Six days after the parts of the temporary bridge arrived at Badderen in Kvænangen, the E6 is now open for traffic again.
It was on 31 May that the bridge over the Badderelva was closed, when it was discovered that the bridge was about to collapse. Since then, Norway has been divided in two, and all traffic has had to go via Finland.
This has led to up to 600 kilometers of detours for road users.
The Norwegian Public Roads Administration worked together with Stetind Entreprenører AS and Anlegg Nord AS to restore the connection.
Initially, it was estimated that it would take fourteen days before E6 could reopen. But in less than half the time it is now open for traffic.

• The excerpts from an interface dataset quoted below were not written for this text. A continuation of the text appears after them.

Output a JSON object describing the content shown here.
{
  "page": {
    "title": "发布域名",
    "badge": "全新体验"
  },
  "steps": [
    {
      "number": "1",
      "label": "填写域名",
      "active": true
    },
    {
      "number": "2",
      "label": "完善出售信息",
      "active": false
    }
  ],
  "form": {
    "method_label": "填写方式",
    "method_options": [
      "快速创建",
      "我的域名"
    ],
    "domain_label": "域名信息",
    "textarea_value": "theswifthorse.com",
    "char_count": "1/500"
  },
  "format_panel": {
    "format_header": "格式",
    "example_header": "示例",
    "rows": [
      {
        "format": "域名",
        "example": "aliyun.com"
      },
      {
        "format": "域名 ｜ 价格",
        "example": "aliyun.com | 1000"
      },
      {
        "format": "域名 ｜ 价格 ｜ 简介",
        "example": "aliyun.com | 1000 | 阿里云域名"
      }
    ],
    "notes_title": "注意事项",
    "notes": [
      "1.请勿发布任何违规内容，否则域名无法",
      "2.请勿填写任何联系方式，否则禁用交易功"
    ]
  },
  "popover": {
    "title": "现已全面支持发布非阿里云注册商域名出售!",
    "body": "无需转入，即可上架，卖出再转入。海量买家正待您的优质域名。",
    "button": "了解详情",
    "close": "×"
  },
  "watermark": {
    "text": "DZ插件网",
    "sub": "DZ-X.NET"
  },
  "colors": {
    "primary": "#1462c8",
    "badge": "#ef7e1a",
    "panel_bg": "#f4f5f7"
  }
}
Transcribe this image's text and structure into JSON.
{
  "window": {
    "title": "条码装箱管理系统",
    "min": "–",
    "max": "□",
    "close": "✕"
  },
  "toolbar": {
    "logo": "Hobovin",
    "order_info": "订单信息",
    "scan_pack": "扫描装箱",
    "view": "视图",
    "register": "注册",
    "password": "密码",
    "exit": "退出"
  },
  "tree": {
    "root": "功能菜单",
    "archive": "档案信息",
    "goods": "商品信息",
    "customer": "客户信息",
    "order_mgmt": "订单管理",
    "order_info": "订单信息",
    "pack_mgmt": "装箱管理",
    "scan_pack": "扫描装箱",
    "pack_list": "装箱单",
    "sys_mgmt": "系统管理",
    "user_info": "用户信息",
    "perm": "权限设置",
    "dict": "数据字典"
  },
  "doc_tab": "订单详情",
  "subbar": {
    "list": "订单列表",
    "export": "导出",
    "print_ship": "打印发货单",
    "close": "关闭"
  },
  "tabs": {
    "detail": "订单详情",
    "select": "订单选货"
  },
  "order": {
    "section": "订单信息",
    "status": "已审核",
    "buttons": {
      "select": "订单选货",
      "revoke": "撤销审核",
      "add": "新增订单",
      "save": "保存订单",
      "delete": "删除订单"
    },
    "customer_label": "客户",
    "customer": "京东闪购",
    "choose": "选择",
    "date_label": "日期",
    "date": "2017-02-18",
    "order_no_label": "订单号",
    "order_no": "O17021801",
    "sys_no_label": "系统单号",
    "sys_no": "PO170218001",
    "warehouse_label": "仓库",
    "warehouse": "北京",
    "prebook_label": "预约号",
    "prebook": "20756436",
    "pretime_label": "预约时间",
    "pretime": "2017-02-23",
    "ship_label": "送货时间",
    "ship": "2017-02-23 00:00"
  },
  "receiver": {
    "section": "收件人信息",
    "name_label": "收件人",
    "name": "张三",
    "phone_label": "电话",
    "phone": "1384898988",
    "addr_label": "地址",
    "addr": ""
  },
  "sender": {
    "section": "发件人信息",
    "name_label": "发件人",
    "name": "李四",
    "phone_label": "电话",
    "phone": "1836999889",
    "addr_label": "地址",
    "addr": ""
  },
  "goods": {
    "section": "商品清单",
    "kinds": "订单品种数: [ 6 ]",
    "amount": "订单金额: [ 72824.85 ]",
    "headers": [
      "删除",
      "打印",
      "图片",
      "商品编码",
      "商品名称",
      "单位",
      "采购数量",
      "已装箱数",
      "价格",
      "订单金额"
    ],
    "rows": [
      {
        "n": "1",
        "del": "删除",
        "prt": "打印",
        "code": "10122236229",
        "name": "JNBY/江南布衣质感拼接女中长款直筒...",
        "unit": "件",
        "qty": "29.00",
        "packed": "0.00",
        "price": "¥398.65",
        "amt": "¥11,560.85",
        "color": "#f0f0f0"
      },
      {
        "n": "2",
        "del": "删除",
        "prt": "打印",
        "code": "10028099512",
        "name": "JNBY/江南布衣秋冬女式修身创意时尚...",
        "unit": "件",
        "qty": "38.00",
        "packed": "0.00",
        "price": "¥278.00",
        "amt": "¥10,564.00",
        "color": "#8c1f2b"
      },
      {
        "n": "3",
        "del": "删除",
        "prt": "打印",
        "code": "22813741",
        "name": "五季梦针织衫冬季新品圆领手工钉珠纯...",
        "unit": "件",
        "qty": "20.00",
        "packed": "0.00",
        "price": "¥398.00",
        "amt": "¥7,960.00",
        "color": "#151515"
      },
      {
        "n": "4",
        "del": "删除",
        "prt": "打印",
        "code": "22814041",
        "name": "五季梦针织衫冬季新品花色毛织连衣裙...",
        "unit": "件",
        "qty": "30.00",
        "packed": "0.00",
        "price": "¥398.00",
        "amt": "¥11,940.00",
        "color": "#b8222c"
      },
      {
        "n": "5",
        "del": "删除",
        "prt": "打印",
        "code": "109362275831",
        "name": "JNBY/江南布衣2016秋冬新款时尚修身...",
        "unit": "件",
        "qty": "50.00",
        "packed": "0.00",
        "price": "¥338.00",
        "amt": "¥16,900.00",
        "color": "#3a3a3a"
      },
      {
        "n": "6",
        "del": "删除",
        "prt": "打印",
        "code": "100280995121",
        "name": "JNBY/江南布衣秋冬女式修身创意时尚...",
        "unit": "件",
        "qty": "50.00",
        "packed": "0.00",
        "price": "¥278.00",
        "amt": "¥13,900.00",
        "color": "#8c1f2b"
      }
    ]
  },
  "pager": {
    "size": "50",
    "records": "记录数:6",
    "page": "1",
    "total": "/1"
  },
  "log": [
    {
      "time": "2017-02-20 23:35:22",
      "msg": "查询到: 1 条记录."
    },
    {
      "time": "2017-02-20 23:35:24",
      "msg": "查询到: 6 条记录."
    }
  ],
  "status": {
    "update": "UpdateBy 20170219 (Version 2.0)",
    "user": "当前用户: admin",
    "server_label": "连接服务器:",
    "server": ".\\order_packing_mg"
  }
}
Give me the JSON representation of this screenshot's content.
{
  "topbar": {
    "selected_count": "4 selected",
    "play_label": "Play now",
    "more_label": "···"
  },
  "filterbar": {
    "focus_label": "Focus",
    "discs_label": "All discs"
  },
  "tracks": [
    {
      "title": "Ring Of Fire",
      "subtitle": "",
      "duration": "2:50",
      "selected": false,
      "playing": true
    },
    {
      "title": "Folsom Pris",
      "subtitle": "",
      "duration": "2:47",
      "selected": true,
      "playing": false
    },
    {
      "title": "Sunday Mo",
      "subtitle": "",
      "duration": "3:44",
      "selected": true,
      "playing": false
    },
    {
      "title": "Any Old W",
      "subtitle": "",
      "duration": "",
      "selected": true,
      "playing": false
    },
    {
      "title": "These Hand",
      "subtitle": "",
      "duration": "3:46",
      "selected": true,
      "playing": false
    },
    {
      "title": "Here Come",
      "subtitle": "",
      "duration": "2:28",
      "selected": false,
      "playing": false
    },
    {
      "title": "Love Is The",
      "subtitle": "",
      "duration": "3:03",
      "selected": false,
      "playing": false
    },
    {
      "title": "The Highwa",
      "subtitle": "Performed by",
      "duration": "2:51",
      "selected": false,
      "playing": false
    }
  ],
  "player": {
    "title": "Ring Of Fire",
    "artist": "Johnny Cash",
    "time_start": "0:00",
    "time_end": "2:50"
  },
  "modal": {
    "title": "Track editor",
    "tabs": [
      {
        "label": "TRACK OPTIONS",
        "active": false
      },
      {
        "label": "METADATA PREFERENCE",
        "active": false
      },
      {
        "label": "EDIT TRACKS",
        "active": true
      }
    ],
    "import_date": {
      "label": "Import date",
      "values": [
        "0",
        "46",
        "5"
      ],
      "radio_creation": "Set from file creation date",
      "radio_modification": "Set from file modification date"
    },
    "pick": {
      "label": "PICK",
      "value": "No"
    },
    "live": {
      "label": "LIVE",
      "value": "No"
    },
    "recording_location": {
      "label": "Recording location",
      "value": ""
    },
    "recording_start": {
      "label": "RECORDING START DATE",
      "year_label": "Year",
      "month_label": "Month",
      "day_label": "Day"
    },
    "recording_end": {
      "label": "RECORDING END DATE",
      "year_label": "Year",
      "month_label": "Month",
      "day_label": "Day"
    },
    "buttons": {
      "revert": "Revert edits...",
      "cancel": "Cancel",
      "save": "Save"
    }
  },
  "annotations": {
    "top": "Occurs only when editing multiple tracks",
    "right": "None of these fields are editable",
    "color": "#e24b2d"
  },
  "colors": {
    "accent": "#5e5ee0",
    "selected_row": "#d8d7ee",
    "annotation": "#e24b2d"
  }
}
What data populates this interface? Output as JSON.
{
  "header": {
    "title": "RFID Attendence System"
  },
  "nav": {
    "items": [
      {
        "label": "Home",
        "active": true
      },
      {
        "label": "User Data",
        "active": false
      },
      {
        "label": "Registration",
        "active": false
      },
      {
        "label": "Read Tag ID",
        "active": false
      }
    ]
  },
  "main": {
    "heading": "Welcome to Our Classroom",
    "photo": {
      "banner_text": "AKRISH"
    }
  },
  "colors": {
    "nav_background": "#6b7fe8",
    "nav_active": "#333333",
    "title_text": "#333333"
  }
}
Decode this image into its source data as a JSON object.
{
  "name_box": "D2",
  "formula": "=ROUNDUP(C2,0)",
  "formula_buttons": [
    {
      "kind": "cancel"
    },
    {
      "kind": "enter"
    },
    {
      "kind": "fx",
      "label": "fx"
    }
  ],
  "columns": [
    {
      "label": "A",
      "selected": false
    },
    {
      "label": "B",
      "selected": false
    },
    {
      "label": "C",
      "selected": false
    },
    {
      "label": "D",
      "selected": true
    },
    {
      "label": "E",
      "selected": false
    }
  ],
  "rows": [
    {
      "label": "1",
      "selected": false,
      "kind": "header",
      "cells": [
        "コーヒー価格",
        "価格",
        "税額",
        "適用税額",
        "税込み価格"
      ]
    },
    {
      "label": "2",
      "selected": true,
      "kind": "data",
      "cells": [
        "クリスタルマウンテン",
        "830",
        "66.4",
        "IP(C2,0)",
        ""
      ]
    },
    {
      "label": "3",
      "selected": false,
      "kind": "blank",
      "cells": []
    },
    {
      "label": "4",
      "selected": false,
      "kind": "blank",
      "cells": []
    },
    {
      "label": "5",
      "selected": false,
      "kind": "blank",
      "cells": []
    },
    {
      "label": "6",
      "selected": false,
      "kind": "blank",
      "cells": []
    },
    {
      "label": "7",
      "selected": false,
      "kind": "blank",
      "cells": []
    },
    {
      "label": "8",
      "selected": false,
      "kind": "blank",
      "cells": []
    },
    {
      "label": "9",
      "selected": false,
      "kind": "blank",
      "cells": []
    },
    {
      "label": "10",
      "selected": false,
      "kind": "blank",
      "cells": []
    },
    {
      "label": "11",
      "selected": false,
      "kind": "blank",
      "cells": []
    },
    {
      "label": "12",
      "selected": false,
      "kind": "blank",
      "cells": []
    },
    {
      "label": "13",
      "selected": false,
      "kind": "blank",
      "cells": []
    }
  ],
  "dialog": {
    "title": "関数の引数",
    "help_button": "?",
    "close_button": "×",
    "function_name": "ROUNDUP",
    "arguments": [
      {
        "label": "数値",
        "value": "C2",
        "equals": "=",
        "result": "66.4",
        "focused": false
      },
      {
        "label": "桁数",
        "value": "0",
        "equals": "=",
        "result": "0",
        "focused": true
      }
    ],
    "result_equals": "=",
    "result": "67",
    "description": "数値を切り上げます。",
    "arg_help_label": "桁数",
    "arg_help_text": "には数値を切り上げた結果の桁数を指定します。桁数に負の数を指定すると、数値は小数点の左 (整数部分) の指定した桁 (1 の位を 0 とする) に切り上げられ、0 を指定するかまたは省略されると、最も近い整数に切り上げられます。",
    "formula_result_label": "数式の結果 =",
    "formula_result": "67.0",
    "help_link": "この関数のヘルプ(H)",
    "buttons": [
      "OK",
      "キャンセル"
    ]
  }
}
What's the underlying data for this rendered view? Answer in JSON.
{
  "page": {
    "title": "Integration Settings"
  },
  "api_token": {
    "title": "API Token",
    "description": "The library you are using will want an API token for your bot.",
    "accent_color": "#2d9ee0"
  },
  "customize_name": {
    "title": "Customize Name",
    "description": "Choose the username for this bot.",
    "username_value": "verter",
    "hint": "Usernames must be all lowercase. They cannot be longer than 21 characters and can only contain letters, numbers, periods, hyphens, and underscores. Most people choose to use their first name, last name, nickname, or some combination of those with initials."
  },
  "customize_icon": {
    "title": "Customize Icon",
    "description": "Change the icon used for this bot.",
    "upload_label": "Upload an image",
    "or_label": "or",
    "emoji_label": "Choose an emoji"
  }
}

– We are very happy that everything has gone according to plan, and that traffic can return to normal for both the local population and the transport industry, says Gunnar Haugen in a press release from the Norwegian Public Roads Administration.
He is responsible for national bridge preparedness in the Norwegian Public Roads Administration.
During the time while the bridge was closed, the municipality has found alternatives for transport in the area.
Important medicines have been transported across the river by boat. The municipality also established a temporary solution with boat transport between Badderen boat harbor and the shore in Sætra for transport around the quarry site.
The speedboat MS Kvænangen has been used to transport schoolchildren past the collapsed bridge.
Today, students can get on the bus to get to school. The parents can get in the car and drive to work. Heavy transport and tourists avoid a mile-long detour via our neighboring country.
The Norwegian Public Roads Administration states that the temporary bridge is 50 meters long, and located above the existing bridge. It will not affect the temporary bridge if the existing one collapses.
The bridge has one lane and is light-regulated.
The Norwegian Public Roads Administration is in the process of establishing a permanent bridge.
– The most immediate solution is to lay the bridge in the current E6 route, and in that case it will be necessary to establish a new temporary bridge next to it until the permanent bridge is ready. Until we have made further assessments, we can not say anything about how long the temporary bridge will be in use or when a new permanent bridge can be in place, says Tore Lysberg.